--- Goal of the exercise ---
The entries below should be given again exactly, minus their pictures.

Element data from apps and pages
◆ ◆ ◆ ◆ ◆
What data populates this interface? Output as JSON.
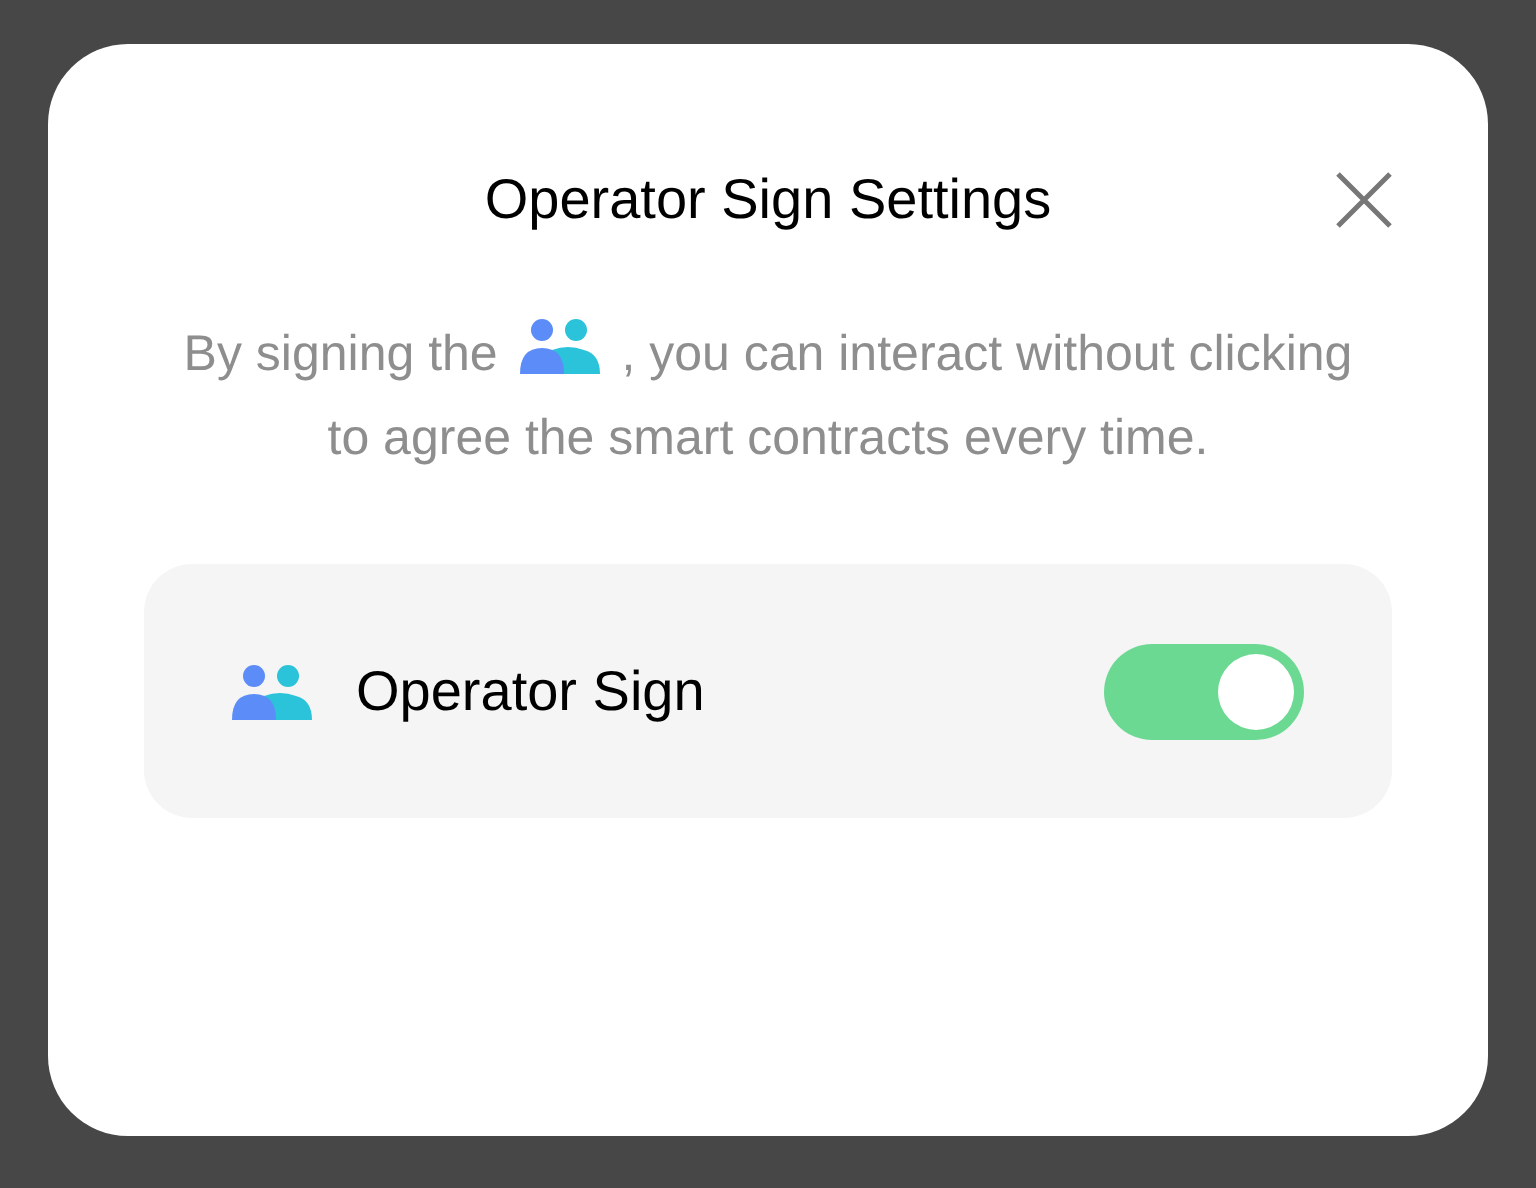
{
  "dialog": {
    "title": "Operator Sign Settings",
    "description_before": "By signing the",
    "description_after": ", you can interact without clicking to agree the smart contracts every time.",
    "setting": {
      "label": "Operator Sign",
      "on": true
    }
  }
}
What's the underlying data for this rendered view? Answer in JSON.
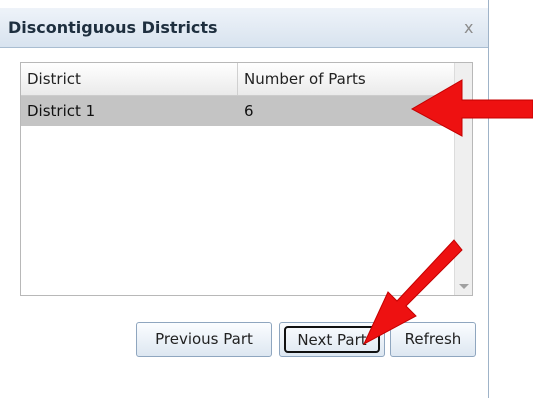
{
  "dialog": {
    "title": "Discontiguous Districts",
    "close_label": "x"
  },
  "grid": {
    "columns": [
      "District",
      "Number of Parts"
    ],
    "rows": [
      {
        "district": "District 1",
        "parts": "6"
      }
    ]
  },
  "buttons": {
    "previous": "Previous Part",
    "next": "Next Part",
    "refresh": "Refresh"
  },
  "annotations": {
    "arrow_color": "#ee1111"
  }
}
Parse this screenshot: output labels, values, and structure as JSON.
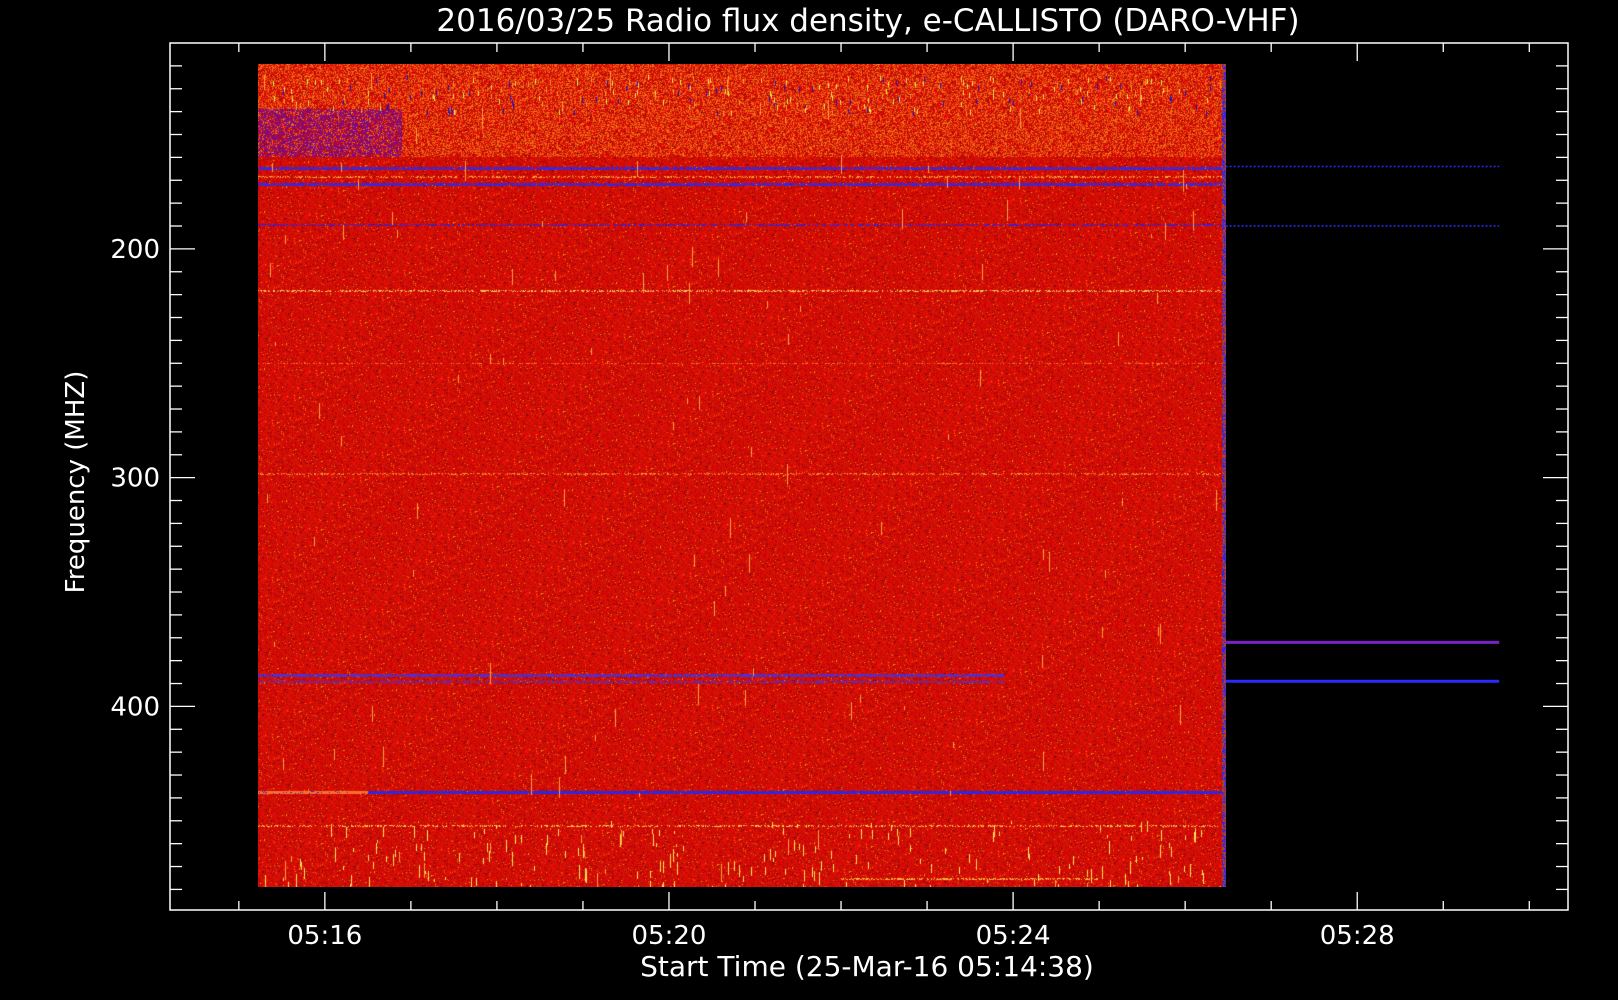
{
  "chart_data": {
    "type": "heatmap",
    "title": "2016/03/25  Radio flux density, e-CALLISTO (DARO-VHF)",
    "xlabel": "Start Time (25-Mar-16 05:14:38)",
    "ylabel": "Frequency (MHZ)",
    "x_tick_labels": [
      "05:16",
      "05:20",
      "05:24",
      "05:28"
    ],
    "y_tick_labels": [
      "200",
      "300",
      "400"
    ],
    "x_ticks_minutes": [
      16,
      20,
      24,
      28
    ],
    "y_ticks_mhz": [
      200,
      300,
      400
    ],
    "xlim_minutes": [
      14.2,
      30.45
    ],
    "ylim_mhz": [
      110,
      489
    ],
    "data_extent": {
      "time_minutes": [
        15.22,
        26.47
      ],
      "freq_mhz": [
        119,
        479
      ]
    },
    "after_data_end_lines_mhz": [
      164,
      190,
      372,
      389
    ],
    "grid": false,
    "colormap": [
      "#000000",
      "#1a1aff",
      "#8a00b0",
      "#c00000",
      "#e81a00",
      "#ff5a0a",
      "#ffb030",
      "#ffff80"
    ],
    "background_color": "#000000",
    "dominant_color": "#c81400"
  }
}
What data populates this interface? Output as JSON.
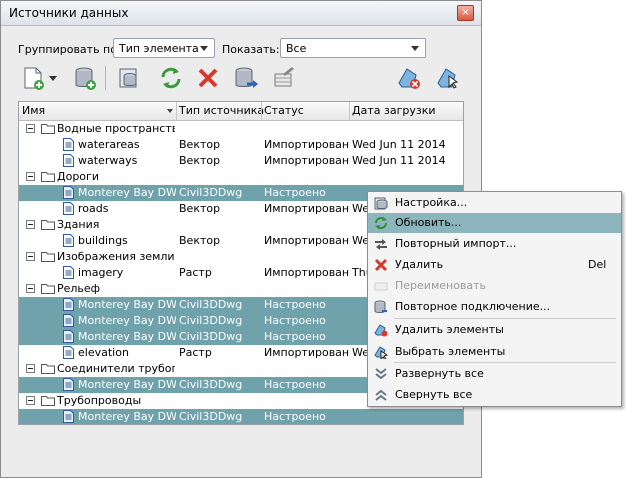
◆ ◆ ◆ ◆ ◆
--- Exercise answer ---
What data populates this interface? Output as JSON.
{
  "dialog": {
    "title": "Operator Sign Settings",
    "description_before": "By signing the",
    "description_after": ", you can interact without clicking to agree the smart contracts every time.",
    "setting": {
      "label": "Operator Sign",
      "on": true
    }
  }
}
What's the underlying data for this rendered view? Answer in JSON.
{
  "dialog": {
    "title": "Discontiguous Districts",
    "close_label": "x"
  },
  "grid": {
    "columns": [
      "District",
      "Number of Parts"
    ],
    "rows": [
      {
        "district": "District 1",
        "parts": "6"
      }
    ]
  },
  "buttons": {
    "previous": "Previous Part",
    "next": "Next Part",
    "refresh": "Refresh"
  },
  "annotations": {
    "arrow_color": "#ee1111"
  }
}
Parse this screenshot: output labels, values, and structure as JSON.
{
  "chart_data": {
    "type": "heatmap",
    "title": "2016/03/25  Radio flux density, e-CALLISTO (DARO-VHF)",
    "xlabel": "Start Time (25-Mar-16 05:14:38)",
    "ylabel": "Frequency (MHZ)",
    "x_tick_labels": [
      "05:16",
      "05:20",
      "05:24",
      "05:28"
    ],
    "y_tick_labels": [
      "200",
      "300",
      "400"
    ],
    "x_ticks_minutes": [
      16,
      20,
      24,
      28
    ],
    "y_ticks_mhz": [
      200,
      300,
      400
    ],
    "xlim_minutes": [
      14.2,
      30.45
    ],
    "ylim_mhz": [
      110,
      489
    ],
    "data_extent": {
      "time_minutes": [
        15.22,
        26.47
      ],
      "freq_mhz": [
        119,
        479
      ]
    },
    "after_data_end_lines_mhz": [
      164,
      190,
      372,
      389
    ],
    "grid": false,
    "colormap": [
      "#000000",
      "#1a1aff",
      "#8a00b0",
      "#c00000",
      "#e81a00",
      "#ff5a0a",
      "#ffb030",
      "#ffff80"
    ],
    "background_color": "#000000",
    "dominant_color": "#c81400"
  }
}
What data populates this interface? Output as JSON.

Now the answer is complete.